Start of Data for review

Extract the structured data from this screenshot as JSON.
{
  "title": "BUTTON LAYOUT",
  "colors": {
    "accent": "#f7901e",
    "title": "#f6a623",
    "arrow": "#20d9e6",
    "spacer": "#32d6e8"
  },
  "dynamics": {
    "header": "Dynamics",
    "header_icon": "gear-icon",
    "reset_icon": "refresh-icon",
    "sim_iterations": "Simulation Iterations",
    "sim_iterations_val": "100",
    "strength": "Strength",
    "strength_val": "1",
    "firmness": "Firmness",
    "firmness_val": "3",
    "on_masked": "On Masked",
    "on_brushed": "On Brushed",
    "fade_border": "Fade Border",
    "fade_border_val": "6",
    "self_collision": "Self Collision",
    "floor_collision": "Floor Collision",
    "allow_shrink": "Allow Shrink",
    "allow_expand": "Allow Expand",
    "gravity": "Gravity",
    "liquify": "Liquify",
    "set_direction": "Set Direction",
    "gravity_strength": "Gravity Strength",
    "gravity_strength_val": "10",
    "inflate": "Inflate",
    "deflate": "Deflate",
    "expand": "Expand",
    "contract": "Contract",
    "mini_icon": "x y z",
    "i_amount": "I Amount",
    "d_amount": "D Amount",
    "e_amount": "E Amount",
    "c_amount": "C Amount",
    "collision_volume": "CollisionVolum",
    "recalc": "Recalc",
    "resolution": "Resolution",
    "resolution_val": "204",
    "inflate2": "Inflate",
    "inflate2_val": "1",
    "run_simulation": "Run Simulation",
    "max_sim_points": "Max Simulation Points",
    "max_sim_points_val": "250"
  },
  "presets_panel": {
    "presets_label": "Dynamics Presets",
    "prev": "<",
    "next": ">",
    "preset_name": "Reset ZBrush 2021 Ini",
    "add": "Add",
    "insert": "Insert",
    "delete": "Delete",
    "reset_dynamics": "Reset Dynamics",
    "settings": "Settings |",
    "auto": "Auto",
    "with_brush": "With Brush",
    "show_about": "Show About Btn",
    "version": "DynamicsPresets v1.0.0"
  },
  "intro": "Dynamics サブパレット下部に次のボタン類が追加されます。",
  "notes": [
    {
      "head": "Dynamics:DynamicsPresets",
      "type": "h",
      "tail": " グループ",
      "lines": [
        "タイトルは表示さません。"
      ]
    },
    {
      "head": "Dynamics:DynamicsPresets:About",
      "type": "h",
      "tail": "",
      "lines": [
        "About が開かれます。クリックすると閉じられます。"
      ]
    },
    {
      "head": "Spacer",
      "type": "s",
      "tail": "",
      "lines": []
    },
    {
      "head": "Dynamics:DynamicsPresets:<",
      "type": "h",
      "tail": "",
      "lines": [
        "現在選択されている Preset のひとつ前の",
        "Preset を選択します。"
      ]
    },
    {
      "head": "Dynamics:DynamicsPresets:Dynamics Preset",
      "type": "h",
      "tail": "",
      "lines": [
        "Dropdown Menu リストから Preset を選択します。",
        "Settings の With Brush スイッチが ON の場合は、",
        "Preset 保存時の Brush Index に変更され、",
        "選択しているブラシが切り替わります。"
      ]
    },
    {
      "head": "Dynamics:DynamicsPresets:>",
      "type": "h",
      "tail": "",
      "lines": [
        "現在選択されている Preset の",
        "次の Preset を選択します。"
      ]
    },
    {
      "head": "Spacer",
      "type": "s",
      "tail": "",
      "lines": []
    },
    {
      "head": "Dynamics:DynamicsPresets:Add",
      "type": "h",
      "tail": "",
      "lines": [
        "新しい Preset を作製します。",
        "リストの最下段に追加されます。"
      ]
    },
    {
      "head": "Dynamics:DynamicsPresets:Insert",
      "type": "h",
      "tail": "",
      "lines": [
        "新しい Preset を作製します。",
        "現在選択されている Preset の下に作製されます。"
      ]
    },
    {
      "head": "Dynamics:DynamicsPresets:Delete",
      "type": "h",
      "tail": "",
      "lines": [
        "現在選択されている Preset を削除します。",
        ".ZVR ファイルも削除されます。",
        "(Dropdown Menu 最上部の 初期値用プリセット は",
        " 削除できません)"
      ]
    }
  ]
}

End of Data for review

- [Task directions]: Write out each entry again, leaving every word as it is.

- [Answer]:
Extract the structured data from this screenshot as JSON.
{
  "title": "BUTTON LAYOUT",
  "colors": {
    "accent": "#f7901e",
    "title": "#f6a623",
    "arrow": "#20d9e6",
    "spacer": "#32d6e8"
  },
  "dynamics": {
    "header": "Dynamics",
    "header_icon": "gear-icon",
    "reset_icon": "refresh-icon",
    "sim_iterations": "Simulation Iterations",
    "sim_iterations_val": "100",
    "strength": "Strength",
    "strength_val": "1",
    "firmness": "Firmness",
    "firmness_val": "3",
    "on_masked": "On Masked",
    "on_brushed": "On Brushed",
    "fade_border": "Fade Border",
    "fade_border_val": "6",
    "self_collision": "Self Collision",
    "floor_collision": "Floor Collision",
    "allow_shrink": "Allow Shrink",
    "allow_expand": "Allow Expand",
    "gravity": "Gravity",
    "liquify": "Liquify",
    "set_direction": "Set Direction",
    "gravity_strength": "Gravity Strength",
    "gravity_strength_val": "10",
    "inflate": "Inflate",
    "deflate": "Deflate",
    "expand": "Expand",
    "contract": "Contract",
    "mini_icon": "x y z",
    "i_amount": "I Amount",
    "d_amount": "D Amount",
    "e_amount": "E Amount",
    "c_amount": "C Amount",
    "collision_volume": "CollisionVolum",
    "recalc": "Recalc",
    "resolution": "Resolution",
    "resolution_val": "204",
    "inflate2": "Inflate",
    "inflate2_val": "1",
    "run_simulation": "Run Simulation",
    "max_sim_points": "Max Simulation Points",
    "max_sim_points_val": "250"
  },
  "presets_panel": {
    "presets_label": "Dynamics Presets",
    "prev": "<",
    "next": ">",
    "preset_name": "Reset ZBrush 2021 Ini",
    "add": "Add",
    "insert": "Insert",
    "delete": "Delete",
    "reset_dynamics": "Reset Dynamics",
    "settings": "Settings |",
    "auto": "Auto",
    "with_brush": "With Brush",
    "show_about": "Show About Btn",
    "version": "DynamicsPresets v1.0.0"
  },
  "intro": "Dynamics サブパレット下部に次のボタン類が追加されます。",
  "notes": [
    {
      "head": "Dynamics:DynamicsPresets",
      "type": "h",
      "tail": " グループ",
      "lines": [
        "タイトルは表示さません。"
      ]
    },
    {
      "head": "Dynamics:DynamicsPresets:About",
      "type": "h",
      "tail": "",
      "lines": [
        "About が開かれます。クリックすると閉じられます。"
      ]
    },
    {
      "head": "Spacer",
      "type": "s",
      "tail": "",
      "lines": []
    },
    {
      "head": "Dynamics:DynamicsPresets:<",
      "type": "h",
      "tail": "",
      "lines": [
        "現在選択されている Preset のひとつ前の",
        "Preset を選択します。"
      ]
    },
    {
      "head": "Dynamics:DynamicsPresets:Dynamics Preset",
      "type": "h",
      "tail": "",
      "lines": [
        "Dropdown Menu リストから Preset を選択します。",
        "Settings の With Brush スイッチが ON の場合は、",
        "Preset 保存時の Brush Index に変更され、",
        "選択しているブラシが切り替わります。"
      ]
    },
    {
      "head": "Dynamics:DynamicsPresets:>",
      "type": "h",
      "tail": "",
      "lines": [
        "現在選択されている Preset の",
        "次の Preset を選択します。"
      ]
    },
    {
      "head": "Spacer",
      "type": "s",
      "tail": "",
      "lines": []
    },
    {
      "head": "Dynamics:DynamicsPresets:Add",
      "type": "h",
      "tail": "",
      "lines": [
        "新しい Preset を作製します。",
        "リストの最下段に追加されます。"
      ]
    },
    {
      "head": "Dynamics:DynamicsPresets:Insert",
      "type": "h",
      "tail": "",
      "lines": [
        "新しい Preset を作製します。",
        "現在選択されている Preset の下に作製されます。"
      ]
    },
    {
      "head": "Dynamics:DynamicsPresets:Delete",
      "type": "h",
      "tail": "",
      "lines": [
        "現在選択されている Preset を削除します。",
        ".ZVR ファイルも削除されます。",
        "(Dropdown Menu 最上部の 初期値用プリセット は",
        " 削除できません)"
      ]
    }
  ]
}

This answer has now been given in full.